Collins Dictionary of Business, 3rd ed. © 2002, 2005 C Pass, B Lowes, A Pendleton, L Chadwick, D O’Reilly and M Afferson

consortium

a temporary grouping of independent firms, organizations and governments brought together to pool their resources and skills in order to undertake a particular project such as a major construction programme or the building of an aircraft, or to combine their buying power in bulk-buying factor inputs.
Collins Dictionary of Economics, 4th ed. © C. Pass, B. Lowes, L. Davies 2005
References in periodicals archive ?
(23) We analyzed these results in the aggregate, looking at subjects by total consortial usage.

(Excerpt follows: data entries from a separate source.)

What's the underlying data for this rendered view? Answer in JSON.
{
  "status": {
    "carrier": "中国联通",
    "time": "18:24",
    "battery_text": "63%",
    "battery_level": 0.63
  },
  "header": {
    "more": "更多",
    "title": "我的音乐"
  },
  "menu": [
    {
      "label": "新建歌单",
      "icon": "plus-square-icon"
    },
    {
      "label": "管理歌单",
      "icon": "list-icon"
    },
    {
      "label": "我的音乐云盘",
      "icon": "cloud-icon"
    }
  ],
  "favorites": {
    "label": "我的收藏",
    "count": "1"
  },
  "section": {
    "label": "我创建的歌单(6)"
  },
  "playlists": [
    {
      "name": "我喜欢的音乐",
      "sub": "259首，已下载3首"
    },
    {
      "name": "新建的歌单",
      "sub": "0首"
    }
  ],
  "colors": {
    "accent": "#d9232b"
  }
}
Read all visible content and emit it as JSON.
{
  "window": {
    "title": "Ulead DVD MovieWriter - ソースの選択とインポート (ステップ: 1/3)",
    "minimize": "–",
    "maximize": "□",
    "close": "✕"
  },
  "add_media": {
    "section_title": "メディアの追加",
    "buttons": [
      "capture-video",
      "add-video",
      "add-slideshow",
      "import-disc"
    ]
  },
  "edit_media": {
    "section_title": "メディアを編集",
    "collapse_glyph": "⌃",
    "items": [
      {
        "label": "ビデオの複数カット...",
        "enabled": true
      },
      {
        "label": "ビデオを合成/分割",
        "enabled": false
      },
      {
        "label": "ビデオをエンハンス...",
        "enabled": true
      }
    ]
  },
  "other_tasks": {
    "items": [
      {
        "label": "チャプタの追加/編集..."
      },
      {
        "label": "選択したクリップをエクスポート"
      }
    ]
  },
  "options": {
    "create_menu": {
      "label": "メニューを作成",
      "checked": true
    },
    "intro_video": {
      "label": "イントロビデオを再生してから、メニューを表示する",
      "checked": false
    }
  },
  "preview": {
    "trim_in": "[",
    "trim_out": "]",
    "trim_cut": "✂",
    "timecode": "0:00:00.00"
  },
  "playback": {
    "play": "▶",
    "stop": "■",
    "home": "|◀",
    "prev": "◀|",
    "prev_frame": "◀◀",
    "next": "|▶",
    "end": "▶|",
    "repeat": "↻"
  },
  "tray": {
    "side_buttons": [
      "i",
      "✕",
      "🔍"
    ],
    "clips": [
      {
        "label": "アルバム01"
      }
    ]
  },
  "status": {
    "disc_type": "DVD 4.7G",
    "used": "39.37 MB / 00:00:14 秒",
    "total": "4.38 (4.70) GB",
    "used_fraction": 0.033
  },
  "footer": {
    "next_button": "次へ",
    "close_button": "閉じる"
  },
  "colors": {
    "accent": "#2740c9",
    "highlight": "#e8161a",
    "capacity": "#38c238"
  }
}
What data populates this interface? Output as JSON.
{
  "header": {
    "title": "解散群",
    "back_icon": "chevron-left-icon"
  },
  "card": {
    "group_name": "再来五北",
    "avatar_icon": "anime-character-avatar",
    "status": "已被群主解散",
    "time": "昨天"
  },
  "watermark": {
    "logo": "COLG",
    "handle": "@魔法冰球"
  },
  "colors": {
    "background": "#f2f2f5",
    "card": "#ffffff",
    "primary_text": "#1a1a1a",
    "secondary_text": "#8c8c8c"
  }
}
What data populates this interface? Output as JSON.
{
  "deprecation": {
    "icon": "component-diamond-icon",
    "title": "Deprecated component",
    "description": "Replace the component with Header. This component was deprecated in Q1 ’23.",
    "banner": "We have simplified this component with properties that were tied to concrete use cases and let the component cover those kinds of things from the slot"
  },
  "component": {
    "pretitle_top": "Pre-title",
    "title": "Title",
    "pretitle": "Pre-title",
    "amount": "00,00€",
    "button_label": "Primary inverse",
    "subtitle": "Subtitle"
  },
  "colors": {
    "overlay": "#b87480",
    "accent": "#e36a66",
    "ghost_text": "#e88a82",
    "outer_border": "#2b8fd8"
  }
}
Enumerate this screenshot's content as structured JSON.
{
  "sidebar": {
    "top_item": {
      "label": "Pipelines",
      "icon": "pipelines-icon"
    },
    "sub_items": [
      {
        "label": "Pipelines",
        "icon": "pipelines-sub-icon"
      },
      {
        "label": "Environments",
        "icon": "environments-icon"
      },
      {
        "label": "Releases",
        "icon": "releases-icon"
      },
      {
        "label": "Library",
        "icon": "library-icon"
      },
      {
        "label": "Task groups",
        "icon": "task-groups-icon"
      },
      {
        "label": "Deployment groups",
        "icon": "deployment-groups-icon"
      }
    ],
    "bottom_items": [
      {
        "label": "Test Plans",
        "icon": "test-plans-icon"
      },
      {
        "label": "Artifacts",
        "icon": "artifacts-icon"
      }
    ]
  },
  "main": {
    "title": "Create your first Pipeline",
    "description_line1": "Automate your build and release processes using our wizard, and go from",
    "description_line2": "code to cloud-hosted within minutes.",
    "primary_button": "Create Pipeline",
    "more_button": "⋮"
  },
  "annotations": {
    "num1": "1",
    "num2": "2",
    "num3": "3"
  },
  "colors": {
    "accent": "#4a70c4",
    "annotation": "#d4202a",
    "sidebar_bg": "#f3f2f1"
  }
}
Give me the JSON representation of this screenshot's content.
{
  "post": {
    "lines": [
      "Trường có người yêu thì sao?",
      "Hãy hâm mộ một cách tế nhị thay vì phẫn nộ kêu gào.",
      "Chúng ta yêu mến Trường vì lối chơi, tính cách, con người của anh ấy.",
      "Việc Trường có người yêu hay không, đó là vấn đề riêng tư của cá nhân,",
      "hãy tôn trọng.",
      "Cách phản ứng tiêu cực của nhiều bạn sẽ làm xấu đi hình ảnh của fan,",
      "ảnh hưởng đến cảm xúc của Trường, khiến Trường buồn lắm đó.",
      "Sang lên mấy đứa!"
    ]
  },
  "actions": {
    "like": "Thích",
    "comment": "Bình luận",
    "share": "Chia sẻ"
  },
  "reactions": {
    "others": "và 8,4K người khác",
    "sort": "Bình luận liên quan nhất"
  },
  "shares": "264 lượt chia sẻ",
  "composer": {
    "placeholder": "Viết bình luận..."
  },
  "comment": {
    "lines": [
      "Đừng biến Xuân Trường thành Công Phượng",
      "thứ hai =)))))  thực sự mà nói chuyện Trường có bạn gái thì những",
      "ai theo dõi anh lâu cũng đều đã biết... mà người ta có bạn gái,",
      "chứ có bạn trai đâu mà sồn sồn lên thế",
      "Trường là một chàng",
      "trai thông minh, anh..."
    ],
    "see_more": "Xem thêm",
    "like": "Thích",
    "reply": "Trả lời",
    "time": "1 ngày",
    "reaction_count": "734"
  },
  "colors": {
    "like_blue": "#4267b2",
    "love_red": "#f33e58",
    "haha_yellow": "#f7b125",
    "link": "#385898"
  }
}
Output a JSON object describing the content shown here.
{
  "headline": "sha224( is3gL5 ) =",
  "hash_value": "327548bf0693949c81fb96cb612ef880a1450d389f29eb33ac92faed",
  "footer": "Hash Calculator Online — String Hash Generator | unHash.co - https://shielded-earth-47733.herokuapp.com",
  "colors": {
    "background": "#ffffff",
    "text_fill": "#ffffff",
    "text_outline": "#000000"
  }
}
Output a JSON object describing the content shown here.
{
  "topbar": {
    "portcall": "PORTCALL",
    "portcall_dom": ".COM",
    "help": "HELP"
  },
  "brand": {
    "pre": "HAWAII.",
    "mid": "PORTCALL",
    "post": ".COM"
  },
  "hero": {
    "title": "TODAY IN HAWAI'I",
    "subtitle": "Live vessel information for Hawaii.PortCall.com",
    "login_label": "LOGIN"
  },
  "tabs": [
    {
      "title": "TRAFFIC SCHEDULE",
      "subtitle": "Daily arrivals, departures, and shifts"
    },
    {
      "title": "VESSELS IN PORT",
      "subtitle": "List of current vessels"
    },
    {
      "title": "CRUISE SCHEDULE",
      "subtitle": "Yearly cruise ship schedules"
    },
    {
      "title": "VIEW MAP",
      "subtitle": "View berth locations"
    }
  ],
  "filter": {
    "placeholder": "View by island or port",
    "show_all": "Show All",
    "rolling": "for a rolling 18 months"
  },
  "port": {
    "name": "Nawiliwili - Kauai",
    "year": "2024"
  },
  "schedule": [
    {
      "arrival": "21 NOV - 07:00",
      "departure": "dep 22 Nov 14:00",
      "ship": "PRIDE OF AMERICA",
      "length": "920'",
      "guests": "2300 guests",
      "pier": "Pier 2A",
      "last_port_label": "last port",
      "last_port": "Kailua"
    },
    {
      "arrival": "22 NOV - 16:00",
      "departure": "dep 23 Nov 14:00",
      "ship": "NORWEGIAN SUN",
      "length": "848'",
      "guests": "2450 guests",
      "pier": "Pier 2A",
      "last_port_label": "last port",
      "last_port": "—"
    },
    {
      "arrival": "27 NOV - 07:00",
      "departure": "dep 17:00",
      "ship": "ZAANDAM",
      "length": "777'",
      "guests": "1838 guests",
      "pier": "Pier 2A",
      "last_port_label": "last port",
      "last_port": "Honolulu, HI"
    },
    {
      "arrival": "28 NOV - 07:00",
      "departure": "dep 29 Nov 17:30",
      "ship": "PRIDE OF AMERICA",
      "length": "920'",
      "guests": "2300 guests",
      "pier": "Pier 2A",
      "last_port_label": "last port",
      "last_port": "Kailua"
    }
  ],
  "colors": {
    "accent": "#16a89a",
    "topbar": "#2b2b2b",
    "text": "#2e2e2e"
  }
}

Currently, at Texas State University, we are part of a Texas-wide university effort championed by the Texas Digital Library (TDL) to implement a statewide consortial data repository based on Harvard University's open source solution, Dataverse.
Two separate articles in the book discuss consortial virtual reference services: One uses text messaging, and the other uses web-based chat.
This inflexible, potentially very insecure system is especially convoluted (and risky) for consortial subscriptions.
Since we are committed to our consortial chat service, LibAnswers 2 would have put us in the position of paying for features we would not use.
By the time the contract is due to be renewed, there may be new prices, new content, new participants on both sides--e.g., new corporate ownership of the publishing entity, new consortial combinations among the reader community.
Robinson; (5) "Consortial Approaches to International Education," by John J.
In October 2012, PALCI convened a five-member Ebooks Task Force (EBTF) to explore the feasibility of developing a consortial DDA program with 69 member institutions, including small private liberal arts schools, medium-size state universities, and large research focused institutions, with FTEs ranging from 300-85,000.
If a library has a Friends program, special connections to alumni, or consortial patrons, then licenses should facilitate access.
Among others, they are price, consortial discounts, search engines, accessibility, content, current usefulness, and lasting benefit.